_What the task asks_
Every entry must be duplicated precisely as written.

_Data provided_
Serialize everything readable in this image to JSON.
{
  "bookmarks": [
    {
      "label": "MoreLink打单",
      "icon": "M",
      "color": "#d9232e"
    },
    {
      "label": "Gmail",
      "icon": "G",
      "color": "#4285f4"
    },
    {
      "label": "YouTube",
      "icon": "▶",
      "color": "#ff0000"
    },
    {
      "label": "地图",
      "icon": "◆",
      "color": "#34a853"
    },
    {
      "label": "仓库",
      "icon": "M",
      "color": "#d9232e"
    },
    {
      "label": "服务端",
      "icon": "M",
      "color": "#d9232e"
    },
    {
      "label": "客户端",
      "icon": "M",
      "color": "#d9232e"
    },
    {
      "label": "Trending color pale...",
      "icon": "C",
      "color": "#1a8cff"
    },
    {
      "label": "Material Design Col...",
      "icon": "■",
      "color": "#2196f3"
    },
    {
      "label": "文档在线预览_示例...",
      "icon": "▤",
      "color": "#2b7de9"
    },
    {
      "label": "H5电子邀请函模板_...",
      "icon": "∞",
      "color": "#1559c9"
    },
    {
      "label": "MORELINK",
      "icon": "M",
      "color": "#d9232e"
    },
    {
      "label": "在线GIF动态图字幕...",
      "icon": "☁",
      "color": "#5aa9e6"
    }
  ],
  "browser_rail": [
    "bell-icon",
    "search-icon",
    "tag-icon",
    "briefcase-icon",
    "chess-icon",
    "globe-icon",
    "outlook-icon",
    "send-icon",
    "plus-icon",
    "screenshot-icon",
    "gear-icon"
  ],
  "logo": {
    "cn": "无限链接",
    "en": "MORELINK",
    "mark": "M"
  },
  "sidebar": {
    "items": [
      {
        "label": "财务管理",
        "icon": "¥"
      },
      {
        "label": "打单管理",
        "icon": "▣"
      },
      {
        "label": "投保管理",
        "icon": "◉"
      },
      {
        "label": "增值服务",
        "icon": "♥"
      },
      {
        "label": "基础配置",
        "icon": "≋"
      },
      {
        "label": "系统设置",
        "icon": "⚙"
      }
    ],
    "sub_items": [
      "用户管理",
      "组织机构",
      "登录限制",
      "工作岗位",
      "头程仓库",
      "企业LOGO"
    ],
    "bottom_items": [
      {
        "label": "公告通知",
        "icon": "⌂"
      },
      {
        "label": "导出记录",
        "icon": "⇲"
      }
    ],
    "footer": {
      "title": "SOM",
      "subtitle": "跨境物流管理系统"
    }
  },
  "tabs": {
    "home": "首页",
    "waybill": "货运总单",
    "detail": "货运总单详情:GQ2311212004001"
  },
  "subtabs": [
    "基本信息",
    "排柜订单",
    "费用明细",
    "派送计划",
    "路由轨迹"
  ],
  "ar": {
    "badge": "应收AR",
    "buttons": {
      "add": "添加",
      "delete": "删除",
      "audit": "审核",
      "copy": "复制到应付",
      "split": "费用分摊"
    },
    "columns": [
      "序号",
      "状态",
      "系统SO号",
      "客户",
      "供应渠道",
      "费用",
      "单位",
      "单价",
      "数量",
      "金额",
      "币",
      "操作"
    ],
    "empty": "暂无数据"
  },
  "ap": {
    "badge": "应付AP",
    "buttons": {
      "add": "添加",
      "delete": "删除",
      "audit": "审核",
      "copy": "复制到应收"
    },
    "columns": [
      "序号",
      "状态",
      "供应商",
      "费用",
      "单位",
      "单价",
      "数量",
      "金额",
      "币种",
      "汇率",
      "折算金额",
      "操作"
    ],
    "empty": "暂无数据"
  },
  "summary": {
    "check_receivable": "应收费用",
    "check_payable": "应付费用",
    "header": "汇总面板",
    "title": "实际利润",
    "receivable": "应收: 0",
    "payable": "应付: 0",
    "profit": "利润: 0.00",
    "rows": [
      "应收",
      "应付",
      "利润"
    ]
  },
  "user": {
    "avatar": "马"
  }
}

_Result for this task_
Serialize everything readable in this image to JSON.
{
  "bookmarks": [
    {
      "label": "MoreLink打单",
      "icon": "M",
      "color": "#d9232e"
    },
    {
      "label": "Gmail",
      "icon": "G",
      "color": "#4285f4"
    },
    {
      "label": "YouTube",
      "icon": "▶",
      "color": "#ff0000"
    },
    {
      "label": "地图",
      "icon": "◆",
      "color": "#34a853"
    },
    {
      "label": "仓库",
      "icon": "M",
      "color": "#d9232e"
    },
    {
      "label": "服务端",
      "icon": "M",
      "color": "#d9232e"
    },
    {
      "label": "客户端",
      "icon": "M",
      "color": "#d9232e"
    },
    {
      "label": "Trending color pale...",
      "icon": "C",
      "color": "#1a8cff"
    },
    {
      "label": "Material Design Col...",
      "icon": "■",
      "color": "#2196f3"
    },
    {
      "label": "文档在线预览_示例...",
      "icon": "▤",
      "color": "#2b7de9"
    },
    {
      "label": "H5电子邀请函模板_...",
      "icon": "∞",
      "color": "#1559c9"
    },
    {
      "label": "MORELINK",
      "icon": "M",
      "color": "#d9232e"
    },
    {
      "label": "在线GIF动态图字幕...",
      "icon": "☁",
      "color": "#5aa9e6"
    }
  ],
  "browser_rail": [
    "bell-icon",
    "search-icon",
    "tag-icon",
    "briefcase-icon",
    "chess-icon",
    "globe-icon",
    "outlook-icon",
    "send-icon",
    "plus-icon",
    "screenshot-icon",
    "gear-icon"
  ],
  "logo": {
    "cn": "无限链接",
    "en": "MORELINK",
    "mark": "M"
  },
  "sidebar": {
    "items": [
      {
        "label": "财务管理",
        "icon": "¥"
      },
      {
        "label": "打单管理",
        "icon": "▣"
      },
      {
        "label": "投保管理",
        "icon": "◉"
      },
      {
        "label": "增值服务",
        "icon": "♥"
      },
      {
        "label": "基础配置",
        "icon": "≋"
      },
      {
        "label": "系统设置",
        "icon": "⚙"
      }
    ],
    "sub_items": [
      "用户管理",
      "组织机构",
      "登录限制",
      "工作岗位",
      "头程仓库",
      "企业LOGO"
    ],
    "bottom_items": [
      {
        "label": "公告通知",
        "icon": "⌂"
      },
      {
        "label": "导出记录",
        "icon": "⇲"
      }
    ],
    "footer": {
      "title": "SOM",
      "subtitle": "跨境物流管理系统"
    }
  },
  "tabs": {
    "home": "首页",
    "waybill": "货运总单",
    "detail": "货运总单详情:GQ2311212004001"
  },
  "subtabs": [
    "基本信息",
    "排柜订单",
    "费用明细",
    "派送计划",
    "路由轨迹"
  ],
  "ar": {
    "badge": "应收AR",
    "buttons": {
      "add": "添加",
      "delete": "删除",
      "audit": "审核",
      "copy": "复制到应付",
      "split": "费用分摊"
    },
    "columns": [
      "序号",
      "状态",
      "系统SO号",
      "客户",
      "供应渠道",
      "费用",
      "单位",
      "单价",
      "数量",
      "金额",
      "币",
      "操作"
    ],
    "empty": "暂无数据"
  },
  "ap": {
    "badge": "应付AP",
    "buttons": {
      "add": "添加",
      "delete": "删除",
      "audit": "审核",
      "copy": "复制到应收"
    },
    "columns": [
      "序号",
      "状态",
      "供应商",
      "费用",
      "单位",
      "单价",
      "数量",
      "金额",
      "币种",
      "汇率",
      "折算金额",
      "操作"
    ],
    "empty": "暂无数据"
  },
  "summary": {
    "check_receivable": "应收费用",
    "check_payable": "应付费用",
    "header": "汇总面板",
    "title": "实际利润",
    "receivable": "应收: 0",
    "payable": "应付: 0",
    "profit": "利润: 0.00",
    "rows": [
      "应收",
      "应付",
      "利润"
    ]
  },
  "user": {
    "avatar": "马"
  }
}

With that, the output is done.